Monday, March 3, 2008

A few key points about buying vintage...

I went to brunch yesterday morning with friends and wore a beautiful bright floral day dress from the 1950's. It's the type of dress that I imagine my Gran probably wore to her Sunday church service with matching hat and gloves. A lovely fitted bodice with the original metal side zip and a slight flare to the skirt to give you that perfect hour glass figure.

I don't often wear this frock as the cotton fabric has not been well cared for over the years and it is now very delicate. Yes, you know where this story is heading...on the way to the cafe in the car I twisted around to grab something off the back seat (no I wasn't driving while attempting this) and heard a ripping noise. I had managed a large tear in the bodice right on the left breast. Not even on a seam - right in the middle of the fabric. Thankfully, I had a cardi with me which saved me (although, I almost perspired to death...)
This little episode reminded that there are some fundamental rules when buying vintage:
1. Always check seams, zips and fabric for wear & tear. This doesn't mean don't buy at all if there are faults. I'm absolutely of the belief that some small flaws actually add to the history and uniqueness of the garment. Nevertheless, if the fabric is threadbare, no amount of doctoring will save the garment from the inevitable disintegration it is ultimately destined for.
2. Just because you love the pattern/colour of the fabric does not mean it is quality fabric. Just like modern materials, some vintage fabrics were not made to last. Many are also a pain in the bum to wear. Fabrics like some silks and linen crease and stain very easily and are also hard to maintain and susceptible to rapid degeneration. Underarm stains are a good indication...If there are yellow stains and/or the fabric is thin under there, probably best not to buy it.
3. If it's not the right shape for your body (ie: too tight in the bust, or waist) it will stretch, it will be uncomfortable to wear...and quite possibly you will have an embarrassing moment in it.
4. Just because it is vintage and has a designer label does not mean it is a quality garment.
5. Only buy a vintage garment that you know you will wear and feel confident that you can pull it off. What is the point of buying something because you like the idea of it...You have to also like wearing it...otherwise you've wasted your money!
I (usually) always check zips, seams and quality of fabric before buying

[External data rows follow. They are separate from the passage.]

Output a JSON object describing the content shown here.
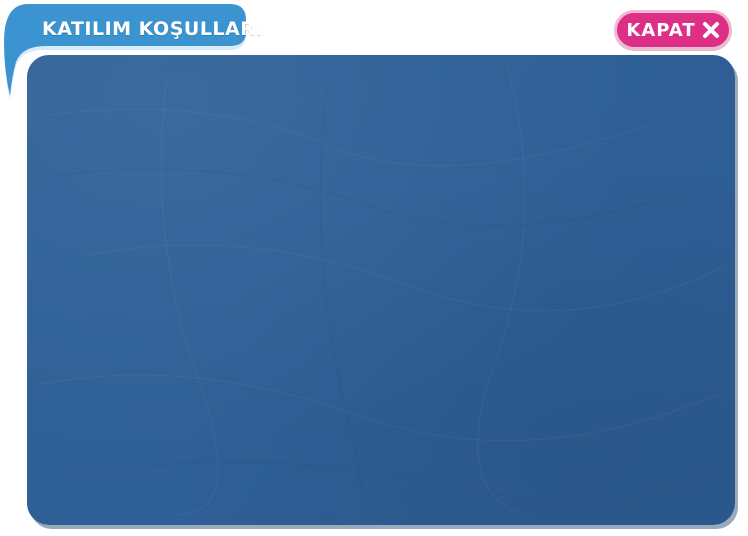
{
  "header": {
    "title": "KATILIM KOŞULLARI"
  },
  "close_button": {
    "label": "KAPAT",
    "icon": "close-icon"
  },
  "colors": {
    "panel": "#2e5f96",
    "title_tab": "#3b93cf",
    "close_button": "#dd2f86"
  }
}
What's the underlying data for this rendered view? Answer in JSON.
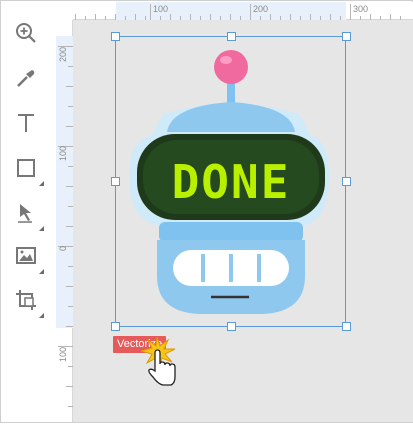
{
  "toolbar": {
    "tools": [
      {
        "icon": "zoom-in-icon"
      },
      {
        "icon": "color-picker-icon"
      },
      {
        "icon": "text-tool-icon"
      },
      {
        "icon": "rectangle-tool-icon"
      },
      {
        "icon": "pen-tool-icon"
      },
      {
        "icon": "image-tool-icon"
      },
      {
        "icon": "crop-tool-icon"
      }
    ]
  },
  "ruler": {
    "top_labels": [
      "100",
      "200",
      "300"
    ],
    "left_labels": [
      "200",
      "100",
      "0",
      "100"
    ]
  },
  "artwork": {
    "name": "robot-illustration",
    "screen_text": "DONE",
    "colors": {
      "body": "#8ec8ef",
      "outline": "#7dc0ee",
      "screen": "#1f3a1a",
      "screen_text": "#b8f000",
      "antenna_ball": "#f06aa0",
      "mouth": "#ffffff",
      "selection": "#5b9bd5"
    }
  },
  "action_badge": {
    "label": "Vectorize",
    "color": "#e55a5a"
  }
}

Jen (MahaloFashion) said...

I love these two vintage dresses you picked out, so darling!

olivegrey said...

Some good advice! I am soo lucky. My nan has moved into a nursing home and I am now the owner of BRAND NEW with the tags still on 60s dresses and tops and pants. I am wondering if it is okay to wash them?